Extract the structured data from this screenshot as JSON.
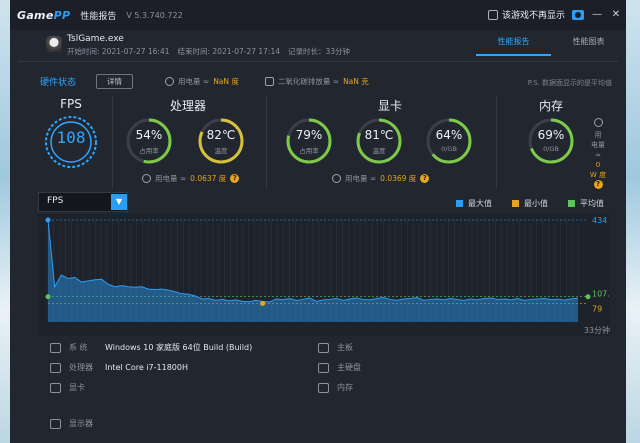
{
  "titlebar": {
    "logo_main": "Game",
    "logo_accent": "PP",
    "title": "性能报告",
    "version": "V 5.3.740.722",
    "hide_label": "该游戏不再显示"
  },
  "session": {
    "exe": "TslGame.exe",
    "start": "开始时间: 2021-07-27 16:41",
    "end": "结束时间: 2021-07-27 17:14",
    "duration": "记录时长：33分钟"
  },
  "tabs": [
    "性能报告",
    "性能图表"
  ],
  "hardware": {
    "title": "硬件状态",
    "detail_button": "详情",
    "power_label": "用电量 ≈",
    "power_value": "NaN 度",
    "co2_label": "二氧化碳排放量 ≈",
    "co2_value": "NaN 克",
    "ps_note": "P.S. 数据面显示的是平均值"
  },
  "fps": {
    "title": "FPS",
    "value": "108"
  },
  "cpu": {
    "title": "处理器",
    "usage": {
      "value": "54%",
      "label": "占用率",
      "fraction": 0.54
    },
    "temp": {
      "value": "82℃",
      "label": "温度",
      "fraction": 0.82
    },
    "power_label": "用电量 ≈",
    "power_value": "0.0637 度"
  },
  "gpu": {
    "title": "显卡",
    "usage": {
      "value": "79%",
      "label": "占用率",
      "fraction": 0.79
    },
    "temp": {
      "value": "81℃",
      "label": "温度",
      "fraction": 0.81
    },
    "mem": {
      "value": "64%",
      "label": "0/GB",
      "fraction": 0.64
    },
    "power_label": "用电量 ≈",
    "power_value": "0.0369 度"
  },
  "memory": {
    "title": "内存",
    "usage": {
      "value": "69%",
      "label": "0/GB",
      "fraction": 0.69
    },
    "power_label1": "用",
    "power_label2": "电量",
    "power_label3": "≈",
    "power_value1": "0",
    "power_value2": "W 度"
  },
  "colors": {
    "accent": "#2ea6ff",
    "green": "#7ec84a",
    "yellow": "#d4c13a",
    "orange": "#e6a41f",
    "max": "#2a9df4",
    "min": "#e6a41f",
    "avg": "#5cc45a"
  },
  "chart_data": {
    "type": "line",
    "metric_select": "FPS",
    "legend": [
      "最大值",
      "最小值",
      "平均值"
    ],
    "max_value": "434",
    "avg_value": "107.54",
    "min_value": "79",
    "x_end_label": "33分钟",
    "ylim": [
      0,
      434
    ],
    "series": [
      {
        "values": [
          434,
          150,
          200,
          185,
          190,
          170,
          175,
          180,
          182,
          160,
          150,
          155,
          150,
          148,
          150,
          140,
          138,
          140,
          135,
          128,
          120,
          118,
          110,
          98,
          100,
          92,
          96,
          90,
          94,
          88,
          86,
          92,
          88,
          85,
          98,
          95,
          100,
          92,
          96,
          102,
          88,
          94,
          96,
          100,
          92,
          98,
          102,
          96,
          94,
          100,
          104,
          96,
          92,
          98,
          100,
          104,
          92,
          96,
          98,
          94,
          100,
          96,
          92,
          98,
          94,
          100,
          102,
          96,
          98,
          94,
          100,
          92,
          96,
          98,
          100,
          95,
          97,
          93,
          99,
          101
        ]
      }
    ]
  },
  "system": {
    "os_label": "系 统",
    "os_value": "Windows 10 家庭版 64位   Build (Build)",
    "cpu_label": "处理器",
    "cpu_value": "Intel Core i7-11800H",
    "gpu_label": "显卡",
    "monitor_label": "显示器",
    "board_label": "主板",
    "disk_label": "主硬盘",
    "ram_label": "内存"
  }
}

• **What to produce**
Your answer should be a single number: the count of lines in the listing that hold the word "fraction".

• **Written solution**
6